◆ Directions for this task
Beginning at whichever line contains "Decode this image", reproduce each line of the records below word for word, ending with the last, and add nothing.

[Website and app data records]
——————————
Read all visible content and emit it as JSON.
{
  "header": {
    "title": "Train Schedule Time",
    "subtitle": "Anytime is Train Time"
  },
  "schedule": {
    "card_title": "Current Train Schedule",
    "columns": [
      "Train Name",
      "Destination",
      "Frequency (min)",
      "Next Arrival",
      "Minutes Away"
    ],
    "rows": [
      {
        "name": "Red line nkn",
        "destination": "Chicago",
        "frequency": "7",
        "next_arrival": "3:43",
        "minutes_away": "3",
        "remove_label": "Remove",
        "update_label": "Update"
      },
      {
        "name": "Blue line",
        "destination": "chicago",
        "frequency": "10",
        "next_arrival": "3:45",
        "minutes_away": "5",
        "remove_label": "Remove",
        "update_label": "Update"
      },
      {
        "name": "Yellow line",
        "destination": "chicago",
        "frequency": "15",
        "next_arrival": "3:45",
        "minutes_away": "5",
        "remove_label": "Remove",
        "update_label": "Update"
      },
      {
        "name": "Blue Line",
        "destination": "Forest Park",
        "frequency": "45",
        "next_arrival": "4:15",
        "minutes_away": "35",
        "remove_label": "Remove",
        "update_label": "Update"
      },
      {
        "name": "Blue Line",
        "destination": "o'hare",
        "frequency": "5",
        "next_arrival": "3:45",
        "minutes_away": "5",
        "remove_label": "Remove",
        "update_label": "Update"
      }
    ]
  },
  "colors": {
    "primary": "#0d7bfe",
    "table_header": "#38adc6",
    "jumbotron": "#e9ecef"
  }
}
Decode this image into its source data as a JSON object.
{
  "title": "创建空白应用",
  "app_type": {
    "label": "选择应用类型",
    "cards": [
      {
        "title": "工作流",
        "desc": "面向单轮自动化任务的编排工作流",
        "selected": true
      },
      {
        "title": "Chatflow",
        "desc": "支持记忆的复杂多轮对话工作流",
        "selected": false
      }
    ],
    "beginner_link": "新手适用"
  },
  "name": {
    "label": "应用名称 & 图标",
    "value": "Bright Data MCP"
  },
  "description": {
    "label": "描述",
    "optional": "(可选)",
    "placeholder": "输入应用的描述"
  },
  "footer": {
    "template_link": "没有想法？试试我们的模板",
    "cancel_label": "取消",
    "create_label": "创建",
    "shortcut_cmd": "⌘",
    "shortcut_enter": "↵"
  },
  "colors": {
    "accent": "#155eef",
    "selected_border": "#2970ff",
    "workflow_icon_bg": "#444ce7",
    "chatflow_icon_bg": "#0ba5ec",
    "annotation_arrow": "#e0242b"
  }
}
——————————
◆ Finished exercise
Decode this image into its source data as a JSON object.
{
  "title": "创建空白应用",
  "app_type": {
    "label": "选择应用类型",
    "cards": [
      {
        "title": "工作流",
        "desc": "面向单轮自动化任务的编排工作流",
        "selected": true
      },
      {
        "title": "Chatflow",
        "desc": "支持记忆的复杂多轮对话工作流",
        "selected": false
      }
    ],
    "beginner_link": "新手适用"
  },
  "name": {
    "label": "应用名称 & 图标",
    "value": "Bright Data MCP"
  },
  "description": {
    "label": "描述",
    "optional": "(可选)",
    "placeholder": "输入应用的描述"
  },
  "footer": {
    "template_link": "没有想法？试试我们的模板",
    "cancel_label": "取消",
    "create_label": "创建",
    "shortcut_cmd": "⌘",
    "shortcut_enter": "↵"
  },
  "colors": {
    "accent": "#155eef",
    "selected_border": "#2970ff",
    "workflow_icon_bg": "#444ce7",
    "chatflow_icon_bg": "#0ba5ec",
    "annotation_arrow": "#e0242b"
  }
}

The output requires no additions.